Exercise directions - The response must contain every line from the records below that has "ratio".

[Interface dataset entries]

========

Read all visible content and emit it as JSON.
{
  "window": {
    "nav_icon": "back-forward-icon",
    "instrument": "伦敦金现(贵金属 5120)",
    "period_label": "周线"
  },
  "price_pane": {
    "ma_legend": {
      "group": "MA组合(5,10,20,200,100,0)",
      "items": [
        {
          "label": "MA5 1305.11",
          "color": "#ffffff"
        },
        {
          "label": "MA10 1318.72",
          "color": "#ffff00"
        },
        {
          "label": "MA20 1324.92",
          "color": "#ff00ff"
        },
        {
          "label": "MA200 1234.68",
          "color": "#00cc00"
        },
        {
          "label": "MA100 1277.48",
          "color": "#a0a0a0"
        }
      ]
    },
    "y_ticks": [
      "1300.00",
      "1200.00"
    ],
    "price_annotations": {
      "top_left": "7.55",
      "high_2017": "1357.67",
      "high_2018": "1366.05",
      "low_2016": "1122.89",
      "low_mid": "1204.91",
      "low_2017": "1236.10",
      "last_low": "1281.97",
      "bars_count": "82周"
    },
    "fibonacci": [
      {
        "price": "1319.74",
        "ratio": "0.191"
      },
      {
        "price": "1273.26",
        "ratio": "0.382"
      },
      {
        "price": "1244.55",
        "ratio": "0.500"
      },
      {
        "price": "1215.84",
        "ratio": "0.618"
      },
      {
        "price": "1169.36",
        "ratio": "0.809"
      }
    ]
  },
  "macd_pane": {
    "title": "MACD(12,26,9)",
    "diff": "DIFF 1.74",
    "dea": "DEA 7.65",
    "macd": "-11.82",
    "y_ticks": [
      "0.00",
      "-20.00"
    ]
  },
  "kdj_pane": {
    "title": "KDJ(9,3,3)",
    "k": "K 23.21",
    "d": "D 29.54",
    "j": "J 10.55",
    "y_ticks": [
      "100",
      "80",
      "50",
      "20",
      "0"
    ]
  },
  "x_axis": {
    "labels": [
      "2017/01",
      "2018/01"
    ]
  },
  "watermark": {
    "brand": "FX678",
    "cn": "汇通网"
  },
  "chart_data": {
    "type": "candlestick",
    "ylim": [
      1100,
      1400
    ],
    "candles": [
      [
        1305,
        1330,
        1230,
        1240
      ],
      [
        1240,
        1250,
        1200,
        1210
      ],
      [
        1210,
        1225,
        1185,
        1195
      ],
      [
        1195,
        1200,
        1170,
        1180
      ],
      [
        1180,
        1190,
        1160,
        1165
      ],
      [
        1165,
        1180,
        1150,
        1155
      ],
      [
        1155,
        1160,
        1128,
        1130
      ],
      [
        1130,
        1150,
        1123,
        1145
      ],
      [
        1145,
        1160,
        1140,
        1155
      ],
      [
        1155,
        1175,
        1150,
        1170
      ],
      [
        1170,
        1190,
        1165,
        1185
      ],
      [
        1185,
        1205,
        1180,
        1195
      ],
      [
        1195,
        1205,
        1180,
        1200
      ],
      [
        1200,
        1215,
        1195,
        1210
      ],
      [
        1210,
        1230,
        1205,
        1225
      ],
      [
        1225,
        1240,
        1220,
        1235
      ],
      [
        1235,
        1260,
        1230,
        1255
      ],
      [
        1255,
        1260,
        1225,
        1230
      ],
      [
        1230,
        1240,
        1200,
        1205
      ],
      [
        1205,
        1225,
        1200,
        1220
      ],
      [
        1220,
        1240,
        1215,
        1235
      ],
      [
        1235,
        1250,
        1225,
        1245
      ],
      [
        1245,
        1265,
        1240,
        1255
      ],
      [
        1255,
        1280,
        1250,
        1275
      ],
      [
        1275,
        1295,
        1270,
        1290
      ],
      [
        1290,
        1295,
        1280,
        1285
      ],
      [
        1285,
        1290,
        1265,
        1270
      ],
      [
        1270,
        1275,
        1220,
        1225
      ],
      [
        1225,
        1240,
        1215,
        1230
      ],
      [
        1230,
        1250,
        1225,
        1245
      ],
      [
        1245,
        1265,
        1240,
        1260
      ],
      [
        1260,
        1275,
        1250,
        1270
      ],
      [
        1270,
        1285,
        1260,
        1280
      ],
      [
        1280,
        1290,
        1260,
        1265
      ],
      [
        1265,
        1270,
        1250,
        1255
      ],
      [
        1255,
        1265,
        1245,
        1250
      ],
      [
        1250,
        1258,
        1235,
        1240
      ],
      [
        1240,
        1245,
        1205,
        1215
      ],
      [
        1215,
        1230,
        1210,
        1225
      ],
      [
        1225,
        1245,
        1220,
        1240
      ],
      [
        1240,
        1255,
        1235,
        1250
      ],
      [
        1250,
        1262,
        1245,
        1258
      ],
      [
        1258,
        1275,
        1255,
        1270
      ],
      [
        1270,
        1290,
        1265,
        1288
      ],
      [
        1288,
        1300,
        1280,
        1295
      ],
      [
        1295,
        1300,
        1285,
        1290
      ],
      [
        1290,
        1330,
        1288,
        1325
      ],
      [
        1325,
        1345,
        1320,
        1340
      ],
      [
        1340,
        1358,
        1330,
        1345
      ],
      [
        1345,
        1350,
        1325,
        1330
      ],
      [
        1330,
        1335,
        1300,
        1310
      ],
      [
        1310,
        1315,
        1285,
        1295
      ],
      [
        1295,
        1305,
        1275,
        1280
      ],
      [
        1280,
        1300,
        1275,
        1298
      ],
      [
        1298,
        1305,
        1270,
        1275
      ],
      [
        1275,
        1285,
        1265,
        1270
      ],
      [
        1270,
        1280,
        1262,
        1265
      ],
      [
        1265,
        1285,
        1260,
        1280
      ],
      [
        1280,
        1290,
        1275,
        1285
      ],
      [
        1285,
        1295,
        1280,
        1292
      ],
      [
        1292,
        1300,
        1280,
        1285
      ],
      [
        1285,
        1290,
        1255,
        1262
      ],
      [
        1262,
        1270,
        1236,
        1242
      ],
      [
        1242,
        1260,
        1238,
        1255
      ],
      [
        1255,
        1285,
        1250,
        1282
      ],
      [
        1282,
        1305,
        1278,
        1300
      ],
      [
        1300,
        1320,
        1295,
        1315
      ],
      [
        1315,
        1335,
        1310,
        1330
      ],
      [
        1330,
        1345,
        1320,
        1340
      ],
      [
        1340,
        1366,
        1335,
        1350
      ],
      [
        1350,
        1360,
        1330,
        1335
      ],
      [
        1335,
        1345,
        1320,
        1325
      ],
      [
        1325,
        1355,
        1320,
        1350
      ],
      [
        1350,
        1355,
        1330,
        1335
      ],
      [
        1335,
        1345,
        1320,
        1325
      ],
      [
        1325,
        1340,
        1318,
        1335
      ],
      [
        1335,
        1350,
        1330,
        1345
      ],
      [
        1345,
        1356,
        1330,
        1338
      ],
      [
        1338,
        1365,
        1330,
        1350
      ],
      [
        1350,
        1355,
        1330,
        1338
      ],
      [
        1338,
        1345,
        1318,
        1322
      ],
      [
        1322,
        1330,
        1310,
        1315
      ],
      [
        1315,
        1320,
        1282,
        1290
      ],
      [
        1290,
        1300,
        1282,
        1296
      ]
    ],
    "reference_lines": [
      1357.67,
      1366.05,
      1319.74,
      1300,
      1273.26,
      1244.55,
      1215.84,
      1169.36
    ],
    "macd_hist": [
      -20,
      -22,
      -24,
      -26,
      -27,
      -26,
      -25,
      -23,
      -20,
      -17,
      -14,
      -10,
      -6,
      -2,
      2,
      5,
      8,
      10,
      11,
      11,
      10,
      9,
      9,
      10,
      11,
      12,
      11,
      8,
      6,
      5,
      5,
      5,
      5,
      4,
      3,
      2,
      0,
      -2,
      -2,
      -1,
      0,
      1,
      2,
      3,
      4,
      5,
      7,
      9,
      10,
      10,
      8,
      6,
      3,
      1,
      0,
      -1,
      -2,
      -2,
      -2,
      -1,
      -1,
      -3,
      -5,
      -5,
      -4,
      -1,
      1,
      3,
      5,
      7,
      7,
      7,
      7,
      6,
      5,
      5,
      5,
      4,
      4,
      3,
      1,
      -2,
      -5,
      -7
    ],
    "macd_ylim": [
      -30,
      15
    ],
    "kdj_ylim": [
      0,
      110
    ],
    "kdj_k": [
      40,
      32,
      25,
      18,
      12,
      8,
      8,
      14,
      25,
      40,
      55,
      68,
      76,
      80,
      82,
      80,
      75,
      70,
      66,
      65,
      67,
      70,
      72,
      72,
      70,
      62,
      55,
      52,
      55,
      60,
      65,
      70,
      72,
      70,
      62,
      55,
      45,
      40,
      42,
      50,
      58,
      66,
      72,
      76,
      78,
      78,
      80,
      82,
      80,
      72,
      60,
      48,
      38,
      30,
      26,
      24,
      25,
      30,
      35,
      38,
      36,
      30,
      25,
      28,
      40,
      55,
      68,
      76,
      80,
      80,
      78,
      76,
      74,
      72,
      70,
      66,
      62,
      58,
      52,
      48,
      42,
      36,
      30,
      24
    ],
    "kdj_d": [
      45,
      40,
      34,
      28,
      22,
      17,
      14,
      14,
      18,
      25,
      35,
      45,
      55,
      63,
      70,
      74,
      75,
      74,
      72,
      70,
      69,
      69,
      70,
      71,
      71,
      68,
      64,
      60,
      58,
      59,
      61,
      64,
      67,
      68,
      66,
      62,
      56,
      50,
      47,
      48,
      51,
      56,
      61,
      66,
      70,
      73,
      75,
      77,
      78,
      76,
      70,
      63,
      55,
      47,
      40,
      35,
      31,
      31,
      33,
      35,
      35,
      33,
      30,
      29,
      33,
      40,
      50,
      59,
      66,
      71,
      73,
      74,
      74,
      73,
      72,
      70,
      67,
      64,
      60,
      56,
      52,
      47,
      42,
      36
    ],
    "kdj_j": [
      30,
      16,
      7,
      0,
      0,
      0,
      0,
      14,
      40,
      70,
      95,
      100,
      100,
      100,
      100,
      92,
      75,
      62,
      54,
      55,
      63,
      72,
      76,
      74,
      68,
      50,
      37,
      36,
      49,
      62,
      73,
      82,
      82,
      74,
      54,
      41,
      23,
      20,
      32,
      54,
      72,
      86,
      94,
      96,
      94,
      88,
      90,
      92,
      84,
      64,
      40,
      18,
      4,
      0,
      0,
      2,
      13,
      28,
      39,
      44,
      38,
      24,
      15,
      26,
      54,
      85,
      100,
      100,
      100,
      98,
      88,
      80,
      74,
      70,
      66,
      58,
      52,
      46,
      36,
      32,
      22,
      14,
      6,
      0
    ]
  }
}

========

Written response -
        "ratio": "0.191"
        "ratio": "0.382"
        "ratio": "0.500"
        "ratio": "0.618"
        "ratio": "0.809"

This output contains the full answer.